__Record excerpts__:
***
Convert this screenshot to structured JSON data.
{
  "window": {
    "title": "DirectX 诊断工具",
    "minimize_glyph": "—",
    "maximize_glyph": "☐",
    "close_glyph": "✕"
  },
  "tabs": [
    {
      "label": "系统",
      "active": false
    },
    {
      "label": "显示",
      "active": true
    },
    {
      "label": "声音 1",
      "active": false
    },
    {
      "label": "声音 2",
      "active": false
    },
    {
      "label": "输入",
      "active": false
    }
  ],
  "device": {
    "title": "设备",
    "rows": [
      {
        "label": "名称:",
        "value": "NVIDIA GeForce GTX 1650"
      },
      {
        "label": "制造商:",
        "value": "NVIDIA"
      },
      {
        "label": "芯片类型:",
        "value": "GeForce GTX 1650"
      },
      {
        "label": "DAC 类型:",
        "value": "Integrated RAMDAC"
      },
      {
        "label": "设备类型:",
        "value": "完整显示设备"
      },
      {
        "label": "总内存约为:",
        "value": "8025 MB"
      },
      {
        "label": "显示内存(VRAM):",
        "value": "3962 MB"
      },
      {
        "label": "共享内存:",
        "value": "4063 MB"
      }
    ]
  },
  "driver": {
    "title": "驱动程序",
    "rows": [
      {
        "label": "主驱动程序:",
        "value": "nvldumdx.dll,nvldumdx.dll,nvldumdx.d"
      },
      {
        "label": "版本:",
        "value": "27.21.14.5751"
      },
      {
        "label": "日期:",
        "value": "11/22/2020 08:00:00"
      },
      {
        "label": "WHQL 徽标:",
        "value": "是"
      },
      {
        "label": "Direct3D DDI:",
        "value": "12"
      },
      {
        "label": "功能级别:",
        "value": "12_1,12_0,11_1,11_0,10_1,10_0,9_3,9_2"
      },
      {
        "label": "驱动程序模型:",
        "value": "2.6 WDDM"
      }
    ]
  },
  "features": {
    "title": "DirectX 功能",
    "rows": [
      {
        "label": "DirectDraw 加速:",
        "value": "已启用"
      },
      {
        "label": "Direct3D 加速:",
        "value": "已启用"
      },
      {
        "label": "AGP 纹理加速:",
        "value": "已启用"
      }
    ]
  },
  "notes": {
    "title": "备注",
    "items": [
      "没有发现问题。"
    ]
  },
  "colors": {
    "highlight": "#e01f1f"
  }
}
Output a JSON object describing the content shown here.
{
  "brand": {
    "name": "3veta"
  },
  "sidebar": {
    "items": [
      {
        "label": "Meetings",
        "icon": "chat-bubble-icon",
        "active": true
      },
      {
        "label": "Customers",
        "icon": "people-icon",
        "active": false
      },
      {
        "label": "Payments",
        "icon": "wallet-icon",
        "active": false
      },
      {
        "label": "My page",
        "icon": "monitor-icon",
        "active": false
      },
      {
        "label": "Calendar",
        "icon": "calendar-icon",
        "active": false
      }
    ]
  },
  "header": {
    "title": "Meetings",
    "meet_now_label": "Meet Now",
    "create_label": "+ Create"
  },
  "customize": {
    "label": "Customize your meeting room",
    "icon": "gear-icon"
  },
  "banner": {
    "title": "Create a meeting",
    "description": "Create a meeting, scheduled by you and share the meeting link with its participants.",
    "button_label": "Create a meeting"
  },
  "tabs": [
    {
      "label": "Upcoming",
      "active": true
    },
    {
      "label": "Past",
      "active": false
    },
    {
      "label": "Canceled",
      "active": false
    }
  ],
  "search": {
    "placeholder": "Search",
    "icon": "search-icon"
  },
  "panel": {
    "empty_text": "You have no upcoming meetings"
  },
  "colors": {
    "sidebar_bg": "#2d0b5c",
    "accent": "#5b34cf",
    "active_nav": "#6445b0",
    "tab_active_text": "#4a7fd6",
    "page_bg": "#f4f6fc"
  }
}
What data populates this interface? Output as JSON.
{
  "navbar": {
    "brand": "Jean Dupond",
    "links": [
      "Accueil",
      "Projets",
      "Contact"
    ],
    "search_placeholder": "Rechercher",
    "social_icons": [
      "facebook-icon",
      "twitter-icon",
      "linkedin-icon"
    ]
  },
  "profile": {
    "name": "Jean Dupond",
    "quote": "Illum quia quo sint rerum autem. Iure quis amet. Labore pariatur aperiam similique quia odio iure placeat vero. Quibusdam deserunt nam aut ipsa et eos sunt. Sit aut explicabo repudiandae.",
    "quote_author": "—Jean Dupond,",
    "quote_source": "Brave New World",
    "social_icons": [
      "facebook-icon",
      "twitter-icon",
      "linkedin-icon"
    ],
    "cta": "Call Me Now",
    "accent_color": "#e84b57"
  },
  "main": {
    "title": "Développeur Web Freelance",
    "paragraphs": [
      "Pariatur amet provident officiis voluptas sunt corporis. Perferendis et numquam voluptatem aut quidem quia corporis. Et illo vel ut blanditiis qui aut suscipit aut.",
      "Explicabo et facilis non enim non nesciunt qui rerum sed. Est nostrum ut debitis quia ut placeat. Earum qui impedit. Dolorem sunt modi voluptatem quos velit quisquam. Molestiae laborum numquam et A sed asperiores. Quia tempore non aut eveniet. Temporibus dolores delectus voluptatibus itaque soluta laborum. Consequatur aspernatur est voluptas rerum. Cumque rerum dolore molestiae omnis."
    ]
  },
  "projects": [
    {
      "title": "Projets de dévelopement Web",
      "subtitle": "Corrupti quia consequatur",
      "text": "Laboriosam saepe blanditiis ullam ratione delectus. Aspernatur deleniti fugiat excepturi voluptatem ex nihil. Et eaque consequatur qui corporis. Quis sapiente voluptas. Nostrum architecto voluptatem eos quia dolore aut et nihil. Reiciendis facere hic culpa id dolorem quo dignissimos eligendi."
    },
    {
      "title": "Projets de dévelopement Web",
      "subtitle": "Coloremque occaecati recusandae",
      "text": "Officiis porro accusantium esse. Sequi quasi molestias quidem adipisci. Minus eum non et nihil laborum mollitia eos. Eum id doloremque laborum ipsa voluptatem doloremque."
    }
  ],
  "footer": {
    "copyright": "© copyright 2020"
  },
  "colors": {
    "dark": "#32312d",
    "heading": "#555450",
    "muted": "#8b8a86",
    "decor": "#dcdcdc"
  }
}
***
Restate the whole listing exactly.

Convert this screenshot to structured JSON data.
{
  "window": {
    "title": "DirectX 诊断工具",
    "minimize_glyph": "—",
    "maximize_glyph": "☐",
    "close_glyph": "✕"
  },
  "tabs": [
    {
      "label": "系统",
      "active": false
    },
    {
      "label": "显示",
      "active": true
    },
    {
      "label": "声音 1",
      "active": false
    },
    {
      "label": "声音 2",
      "active": false
    },
    {
      "label": "输入",
      "active": false
    }
  ],
  "device": {
    "title": "设备",
    "rows": [
      {
        "label": "名称:",
        "value": "NVIDIA GeForce GTX 1650"
      },
      {
        "label": "制造商:",
        "value": "NVIDIA"
      },
      {
        "label": "芯片类型:",
        "value": "GeForce GTX 1650"
      },
      {
        "label": "DAC 类型:",
        "value": "Integrated RAMDAC"
      },
      {
        "label": "设备类型:",
        "value": "完整显示设备"
      },
      {
        "label": "总内存约为:",
        "value": "8025 MB"
      },
      {
        "label": "显示内存(VRAM):",
        "value": "3962 MB"
      },
      {
        "label": "共享内存:",
        "value": "4063 MB"
      }
    ]
  },
  "driver": {
    "title": "驱动程序",
    "rows": [
      {
        "label": "主驱动程序:",
        "value": "nvldumdx.dll,nvldumdx.dll,nvldumdx.d"
      },
      {
        "label": "版本:",
        "value": "27.21.14.5751"
      },
      {
        "label": "日期:",
        "value": "11/22/2020 08:00:00"
      },
      {
        "label": "WHQL 徽标:",
        "value": "是"
      },
      {
        "label": "Direct3D DDI:",
        "value": "12"
      },
      {
        "label": "功能级别:",
        "value": "12_1,12_0,11_1,11_0,10_1,10_0,9_3,9_2"
      },
      {
        "label": "驱动程序模型:",
        "value": "2.6 WDDM"
      }
    ]
  },
  "features": {
    "title": "DirectX 功能",
    "rows": [
      {
        "label": "DirectDraw 加速:",
        "value": "已启用"
      },
      {
        "label": "Direct3D 加速:",
        "value": "已启用"
      },
      {
        "label": "AGP 纹理加速:",
        "value": "已启用"
      }
    ]
  },
  "notes": {
    "title": "备注",
    "items": [
      "没有发现问题。"
    ]
  },
  "colors": {
    "highlight": "#e01f1f"
  }
}
Output a JSON object describing the content shown here.
{
  "brand": {
    "name": "3veta"
  },
  "sidebar": {
    "items": [
      {
        "label": "Meetings",
        "icon": "chat-bubble-icon",
        "active": true
      },
      {
        "label": "Customers",
        "icon": "people-icon",
        "active": false
      },
      {
        "label": "Payments",
        "icon": "wallet-icon",
        "active": false
      },
      {
        "label": "My page",
        "icon": "monitor-icon",
        "active": false
      },
      {
        "label": "Calendar",
        "icon": "calendar-icon",
        "active": false
      }
    ]
  },
  "header": {
    "title": "Meetings",
    "meet_now_label": "Meet Now",
    "create_label": "+ Create"
  },
  "customize": {
    "label": "Customize your meeting room",
    "icon": "gear-icon"
  },
  "banner": {
    "title": "Create a meeting",
    "description": "Create a meeting, scheduled by you and share the meeting link with its participants.",
    "button_label": "Create a meeting"
  },
  "tabs": [
    {
      "label": "Upcoming",
      "active": true
    },
    {
      "label": "Past",
      "active": false
    },
    {
      "label": "Canceled",
      "active": false
    }
  ],
  "search": {
    "placeholder": "Search",
    "icon": "search-icon"
  },
  "panel": {
    "empty_text": "You have no upcoming meetings"
  },
  "colors": {
    "sidebar_bg": "#2d0b5c",
    "accent": "#5b34cf",
    "active_nav": "#6445b0",
    "tab_active_text": "#4a7fd6",
    "page_bg": "#f4f6fc"
  }
}
What data populates this interface? Output as JSON.
{
  "navbar": {
    "brand": "Jean Dupond",
    "links": [
      "Accueil",
      "Projets",
      "Contact"
    ],
    "search_placeholder": "Rechercher",
    "social_icons": [
      "facebook-icon",
      "twitter-icon",
      "linkedin-icon"
    ]
  },
  "profile": {
    "name": "Jean Dupond",
    "quote": "Illum quia quo sint rerum autem. Iure quis amet. Labore pariatur aperiam similique quia odio iure placeat vero. Quibusdam deserunt nam aut ipsa et eos sunt. Sit aut explicabo repudiandae.",
    "quote_author": "—Jean Dupond,",
    "quote_source": "Brave New World",
    "social_icons": [
      "facebook-icon",
      "twitter-icon",
      "linkedin-icon"
    ],
    "cta": "Call Me Now",
    "accent_color": "#e84b57"
  },
  "main": {
    "title": "Développeur Web Freelance",
    "paragraphs": [
      "Pariatur amet provident officiis voluptas sunt corporis. Perferendis et numquam voluptatem aut quidem quia corporis. Et illo vel ut blanditiis qui aut suscipit aut.",
      "Explicabo et facilis non enim non nesciunt qui rerum sed. Est nostrum ut debitis quia ut placeat. Earum qui impedit. Dolorem sunt modi voluptatem quos velit quisquam. Molestiae laborum numquam et A sed asperiores. Quia tempore non aut eveniet. Temporibus dolores delectus voluptatibus itaque soluta laborum. Consequatur aspernatur est voluptas rerum. Cumque rerum dolore molestiae omnis."
    ]
  },
  "projects": [
    {
      "title": "Projets de dévelopement Web",
      "subtitle": "Corrupti quia consequatur",
      "text": "Laboriosam saepe blanditiis ullam ratione delectus. Aspernatur deleniti fugiat excepturi voluptatem ex nihil. Et eaque consequatur qui corporis. Quis sapiente voluptas. Nostrum architecto voluptatem eos quia dolore aut et nihil. Reiciendis facere hic culpa id dolorem quo dignissimos eligendi."
    },
    {
      "title": "Projets de dévelopement Web",
      "subtitle": "Coloremque occaecati recusandae",
      "text": "Officiis porro accusantium esse. Sequi quasi molestias quidem adipisci. Minus eum non et nihil laborum mollitia eos. Eum id doloremque laborum ipsa voluptatem doloremque."
    }
  ],
  "footer": {
    "copyright": "© copyright 2020"
  },
  "colors": {
    "dark": "#32312d",
    "heading": "#555450",
    "muted": "#8b8a86",
    "decor": "#dcdcdc"
  }
}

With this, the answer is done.